previous next
[174]

The Pulaski Guards. [from the Richmond, Va., times-dispatch, Nov. 27, 1904.]

Company C, 4th Virginia Infantry, at the first battle of Manassas, July 18, 1861.



The original Rebel yell.

With Prefatory note by U. S. Senator, J. W. Daniel.


by J. B. Caddall.

Editor of The Times-Dispatch.
Sir,—In forming his line of battle at first Manassas Jackson placed the 4th Virginia Infantry, under Colonel James F. Preston, in rear of his artillery as an immediate support, and the 27th Virginia Infantry, under Lieutenant-Colonel John Echols, in close order directly behind the 4th. The two regiments, except without the line of the 4th, was larger than the 29th, on account of its larger numbers, appeared as one body, four ranks deep. To the left of those two regiments, and almost at a right angle, was the 5th Virginia, under Colonel Kenton Harper, and to their left in the woods, were the 2d Virgininia, under Colonel James W. Allen (who was afterwards killed at Gaines' Mill) and then the 33d Virginia, under Colonel Arthur Cummings, constituted the left flank of the brigade.

When the critical juncture came, Jackson galloped to the right of the Fourth Virginia, called for Colonel Preston, told him in a few sharp words to ‘order the men behind, up,’ and to ‘charge and drive them to Washington!’ ‘Attention!’ Forward march! ‘Left oblique march!’ were the commands quickly given; ‘left oblique,’ an order to press the left flank of our artillery, which was between our infantry and Pickett's and Griffin's guns, which were to be charged.

Mr. J. B. Caddall, of Pulaski, was then in the 4th Virginia, and he gives an account, afterwards endorsed, with some interesting incidents of this regiment.

It is a notable fact that Jackson's brigade line furnished the first immovable obstacle to McDowell's advance, for while all the troops


Creative Commons License
This work is licensed under a Creative Commons Attribution-ShareAlike 3.0 United States License.

An XML version of this text is available for download, with the additional restriction that you offer Perseus any modifications you make. Perseus provides credit for all accepted changes, storing new additions in a versioning system.

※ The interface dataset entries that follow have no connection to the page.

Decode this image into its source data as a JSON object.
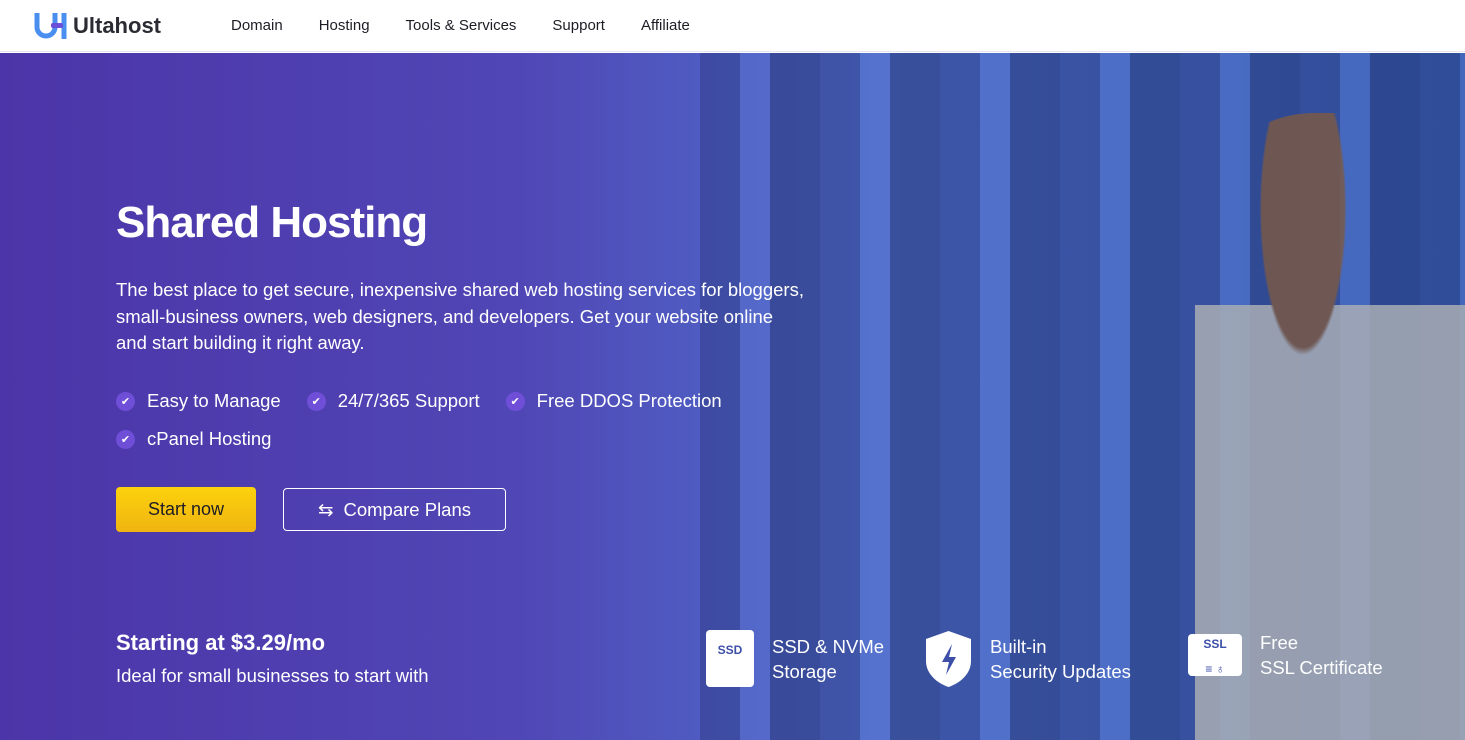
{
  "nav": {
    "brand": "Ultahost",
    "items": [
      "Domain",
      "Hosting",
      "Tools & Services",
      "Support",
      "Affiliate"
    ]
  },
  "hero": {
    "title": "Shared Hosting",
    "description": "The best place to get secure, inexpensive shared web hosting services for bloggers, small-business owners, web designers, and developers. Get your website online and start building it right away.",
    "features": [
      "Easy to Manage",
      "24/7/365 Support",
      "Free DDOS Protection",
      "cPanel Hosting"
    ],
    "start_button": "Start now",
    "compare_button": "Compare Plans",
    "price": "Starting at $3.29/mo",
    "price_note": "Ideal for small businesses to start with"
  },
  "badges": [
    {
      "icon": "SSD",
      "line1": "SSD & NVMe",
      "line2": "Storage"
    },
    {
      "icon": "shield-bolt",
      "line1": "Built-in",
      "line2": "Security Updates"
    },
    {
      "icon": "SSL",
      "line1": "Free",
      "line2": "SSL Certificate"
    }
  ]
}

hide Places (automatically extracted)
hide People (automatically extracted)
hide Dates (automatically extracted)
Sort dates alphabetically, as they appear on the page, by frequency
Click on a date to search for it in this document.
November 27th, 1904 AD (1)
July 18th, 1861 AD (1)
hide Display Preferences
Greek Display:
Arabic Display:
View by Default:
Browse Bar: